┌────────

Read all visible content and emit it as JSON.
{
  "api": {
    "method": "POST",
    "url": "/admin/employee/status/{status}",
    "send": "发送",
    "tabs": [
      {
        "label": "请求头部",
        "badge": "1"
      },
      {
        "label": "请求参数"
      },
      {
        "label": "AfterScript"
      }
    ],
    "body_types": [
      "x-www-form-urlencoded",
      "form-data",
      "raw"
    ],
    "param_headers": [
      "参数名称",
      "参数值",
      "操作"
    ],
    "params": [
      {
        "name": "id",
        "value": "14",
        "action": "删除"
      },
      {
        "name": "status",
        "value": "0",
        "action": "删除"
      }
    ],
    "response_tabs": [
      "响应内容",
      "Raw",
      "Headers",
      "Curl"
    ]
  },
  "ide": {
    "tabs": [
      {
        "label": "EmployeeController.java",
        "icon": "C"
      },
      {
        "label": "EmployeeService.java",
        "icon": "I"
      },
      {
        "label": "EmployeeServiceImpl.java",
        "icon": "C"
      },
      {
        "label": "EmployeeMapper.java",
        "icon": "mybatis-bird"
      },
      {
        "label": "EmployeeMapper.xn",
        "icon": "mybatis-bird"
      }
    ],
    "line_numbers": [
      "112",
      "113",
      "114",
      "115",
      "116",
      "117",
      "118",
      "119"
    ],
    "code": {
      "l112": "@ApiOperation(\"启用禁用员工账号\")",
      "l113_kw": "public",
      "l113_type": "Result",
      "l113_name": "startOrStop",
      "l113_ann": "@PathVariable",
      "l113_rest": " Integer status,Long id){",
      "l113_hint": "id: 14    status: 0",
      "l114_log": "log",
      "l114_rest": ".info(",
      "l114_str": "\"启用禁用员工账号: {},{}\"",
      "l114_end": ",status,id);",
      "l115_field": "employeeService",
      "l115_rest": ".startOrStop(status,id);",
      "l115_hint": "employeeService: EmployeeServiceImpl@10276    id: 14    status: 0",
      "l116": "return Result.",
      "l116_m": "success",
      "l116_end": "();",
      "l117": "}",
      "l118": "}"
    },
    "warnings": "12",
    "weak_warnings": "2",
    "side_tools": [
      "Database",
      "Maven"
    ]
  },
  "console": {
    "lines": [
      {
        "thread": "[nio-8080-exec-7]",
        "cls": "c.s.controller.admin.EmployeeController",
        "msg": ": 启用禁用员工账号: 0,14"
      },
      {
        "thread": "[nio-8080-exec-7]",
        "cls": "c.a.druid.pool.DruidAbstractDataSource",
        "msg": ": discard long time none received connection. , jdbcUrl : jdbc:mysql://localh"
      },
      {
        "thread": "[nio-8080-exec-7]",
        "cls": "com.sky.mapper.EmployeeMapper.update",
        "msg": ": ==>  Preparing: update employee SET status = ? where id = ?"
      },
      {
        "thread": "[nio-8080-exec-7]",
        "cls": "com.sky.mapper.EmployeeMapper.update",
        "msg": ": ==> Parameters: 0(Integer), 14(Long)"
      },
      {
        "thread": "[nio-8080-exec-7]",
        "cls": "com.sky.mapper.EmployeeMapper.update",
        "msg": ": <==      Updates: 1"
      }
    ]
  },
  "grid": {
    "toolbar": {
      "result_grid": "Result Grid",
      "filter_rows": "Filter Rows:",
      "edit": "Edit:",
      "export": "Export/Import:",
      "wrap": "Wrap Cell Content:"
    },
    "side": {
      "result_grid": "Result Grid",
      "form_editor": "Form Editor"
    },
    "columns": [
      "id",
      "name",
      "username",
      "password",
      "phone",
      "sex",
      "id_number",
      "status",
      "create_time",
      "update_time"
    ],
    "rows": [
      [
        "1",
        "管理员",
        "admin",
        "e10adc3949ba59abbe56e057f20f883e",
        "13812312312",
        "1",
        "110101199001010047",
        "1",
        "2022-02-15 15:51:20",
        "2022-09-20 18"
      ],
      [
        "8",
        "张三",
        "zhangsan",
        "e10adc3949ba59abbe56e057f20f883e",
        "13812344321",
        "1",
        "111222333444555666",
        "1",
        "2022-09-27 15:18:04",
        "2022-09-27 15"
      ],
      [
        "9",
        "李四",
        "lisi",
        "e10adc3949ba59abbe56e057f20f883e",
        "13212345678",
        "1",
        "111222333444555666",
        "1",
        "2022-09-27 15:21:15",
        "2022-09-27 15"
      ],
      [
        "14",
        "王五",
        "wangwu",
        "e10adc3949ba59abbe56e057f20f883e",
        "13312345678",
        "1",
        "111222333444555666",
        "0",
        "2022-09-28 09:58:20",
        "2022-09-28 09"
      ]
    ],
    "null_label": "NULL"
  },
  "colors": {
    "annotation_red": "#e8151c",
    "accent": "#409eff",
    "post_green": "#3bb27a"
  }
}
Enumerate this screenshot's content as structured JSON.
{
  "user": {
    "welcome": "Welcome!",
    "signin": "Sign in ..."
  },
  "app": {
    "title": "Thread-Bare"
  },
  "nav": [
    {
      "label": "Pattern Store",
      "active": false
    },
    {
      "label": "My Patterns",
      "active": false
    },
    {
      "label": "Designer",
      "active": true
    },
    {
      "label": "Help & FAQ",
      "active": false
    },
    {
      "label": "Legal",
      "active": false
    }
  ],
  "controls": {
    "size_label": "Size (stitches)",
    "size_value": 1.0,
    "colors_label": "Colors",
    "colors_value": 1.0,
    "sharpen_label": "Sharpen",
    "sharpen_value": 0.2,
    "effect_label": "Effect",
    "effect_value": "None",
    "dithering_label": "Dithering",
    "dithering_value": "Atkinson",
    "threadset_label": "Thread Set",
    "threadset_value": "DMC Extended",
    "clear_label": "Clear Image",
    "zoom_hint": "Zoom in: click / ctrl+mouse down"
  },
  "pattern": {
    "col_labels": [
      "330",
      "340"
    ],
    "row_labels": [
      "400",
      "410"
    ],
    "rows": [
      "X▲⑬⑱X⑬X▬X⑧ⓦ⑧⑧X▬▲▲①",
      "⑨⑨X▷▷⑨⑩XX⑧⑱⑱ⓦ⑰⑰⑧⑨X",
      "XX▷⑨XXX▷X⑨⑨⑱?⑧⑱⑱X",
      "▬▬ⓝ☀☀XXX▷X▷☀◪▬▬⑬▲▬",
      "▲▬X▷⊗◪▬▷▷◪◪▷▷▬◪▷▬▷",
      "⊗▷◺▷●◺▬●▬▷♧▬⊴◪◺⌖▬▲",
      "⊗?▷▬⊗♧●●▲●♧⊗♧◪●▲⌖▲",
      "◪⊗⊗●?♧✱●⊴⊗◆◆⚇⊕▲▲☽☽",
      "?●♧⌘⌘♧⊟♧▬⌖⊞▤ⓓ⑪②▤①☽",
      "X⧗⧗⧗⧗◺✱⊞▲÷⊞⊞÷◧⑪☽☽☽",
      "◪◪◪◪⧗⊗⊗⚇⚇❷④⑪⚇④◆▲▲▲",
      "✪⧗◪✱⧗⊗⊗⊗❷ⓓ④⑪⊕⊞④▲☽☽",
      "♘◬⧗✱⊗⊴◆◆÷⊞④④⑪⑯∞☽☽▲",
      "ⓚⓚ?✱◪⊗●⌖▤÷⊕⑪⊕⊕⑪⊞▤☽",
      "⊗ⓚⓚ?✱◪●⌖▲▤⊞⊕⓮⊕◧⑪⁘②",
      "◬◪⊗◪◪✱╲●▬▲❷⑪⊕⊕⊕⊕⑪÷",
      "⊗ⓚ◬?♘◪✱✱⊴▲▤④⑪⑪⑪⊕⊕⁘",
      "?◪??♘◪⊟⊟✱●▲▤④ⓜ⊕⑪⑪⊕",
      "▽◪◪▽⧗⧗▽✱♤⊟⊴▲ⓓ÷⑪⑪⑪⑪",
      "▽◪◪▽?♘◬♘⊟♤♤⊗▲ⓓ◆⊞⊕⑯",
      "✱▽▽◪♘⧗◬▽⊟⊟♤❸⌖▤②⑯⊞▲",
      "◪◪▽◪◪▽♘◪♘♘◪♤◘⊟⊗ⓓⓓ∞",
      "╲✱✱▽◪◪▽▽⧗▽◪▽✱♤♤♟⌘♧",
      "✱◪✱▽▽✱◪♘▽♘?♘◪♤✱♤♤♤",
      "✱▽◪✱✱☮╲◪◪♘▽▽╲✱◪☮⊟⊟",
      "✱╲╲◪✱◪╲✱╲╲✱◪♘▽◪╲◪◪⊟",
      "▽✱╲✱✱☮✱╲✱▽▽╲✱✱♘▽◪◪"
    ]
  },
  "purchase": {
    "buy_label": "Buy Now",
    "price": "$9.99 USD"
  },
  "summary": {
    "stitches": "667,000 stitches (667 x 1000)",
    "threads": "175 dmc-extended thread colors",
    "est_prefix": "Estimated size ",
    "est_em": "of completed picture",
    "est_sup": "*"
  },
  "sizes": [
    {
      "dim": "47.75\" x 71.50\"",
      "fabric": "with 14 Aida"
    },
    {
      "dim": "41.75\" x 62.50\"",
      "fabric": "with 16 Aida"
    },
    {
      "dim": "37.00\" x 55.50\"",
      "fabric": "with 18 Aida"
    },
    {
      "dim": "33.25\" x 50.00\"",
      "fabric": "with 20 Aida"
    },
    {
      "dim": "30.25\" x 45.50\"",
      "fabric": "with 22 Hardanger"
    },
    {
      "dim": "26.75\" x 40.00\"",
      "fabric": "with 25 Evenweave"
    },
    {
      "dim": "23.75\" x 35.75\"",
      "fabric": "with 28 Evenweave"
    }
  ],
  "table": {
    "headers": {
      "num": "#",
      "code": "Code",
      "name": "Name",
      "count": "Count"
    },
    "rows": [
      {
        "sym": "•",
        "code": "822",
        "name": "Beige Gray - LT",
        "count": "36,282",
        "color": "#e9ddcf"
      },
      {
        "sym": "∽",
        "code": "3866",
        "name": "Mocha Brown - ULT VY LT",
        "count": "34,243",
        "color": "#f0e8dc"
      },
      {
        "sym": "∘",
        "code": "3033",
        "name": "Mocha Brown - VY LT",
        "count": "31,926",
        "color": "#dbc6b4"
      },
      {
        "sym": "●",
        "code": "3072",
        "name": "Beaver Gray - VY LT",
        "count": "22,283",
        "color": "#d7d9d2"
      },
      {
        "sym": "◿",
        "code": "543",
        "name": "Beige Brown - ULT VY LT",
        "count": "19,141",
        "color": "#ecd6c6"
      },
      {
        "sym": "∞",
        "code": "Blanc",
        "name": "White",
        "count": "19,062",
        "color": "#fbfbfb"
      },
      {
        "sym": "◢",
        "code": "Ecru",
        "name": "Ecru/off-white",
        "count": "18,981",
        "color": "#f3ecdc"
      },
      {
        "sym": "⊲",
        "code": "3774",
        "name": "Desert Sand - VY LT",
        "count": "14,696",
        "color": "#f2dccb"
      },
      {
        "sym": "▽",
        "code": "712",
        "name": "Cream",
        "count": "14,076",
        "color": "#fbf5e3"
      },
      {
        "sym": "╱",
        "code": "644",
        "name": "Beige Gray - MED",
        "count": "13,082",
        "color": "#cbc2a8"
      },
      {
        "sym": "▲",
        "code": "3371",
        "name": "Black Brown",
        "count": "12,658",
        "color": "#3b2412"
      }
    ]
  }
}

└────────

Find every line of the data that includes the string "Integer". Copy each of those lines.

      "l113_rest": " Integer status,Long id){",
        "msg": ": ==> Parameters: 0(Integer), 14(Long)"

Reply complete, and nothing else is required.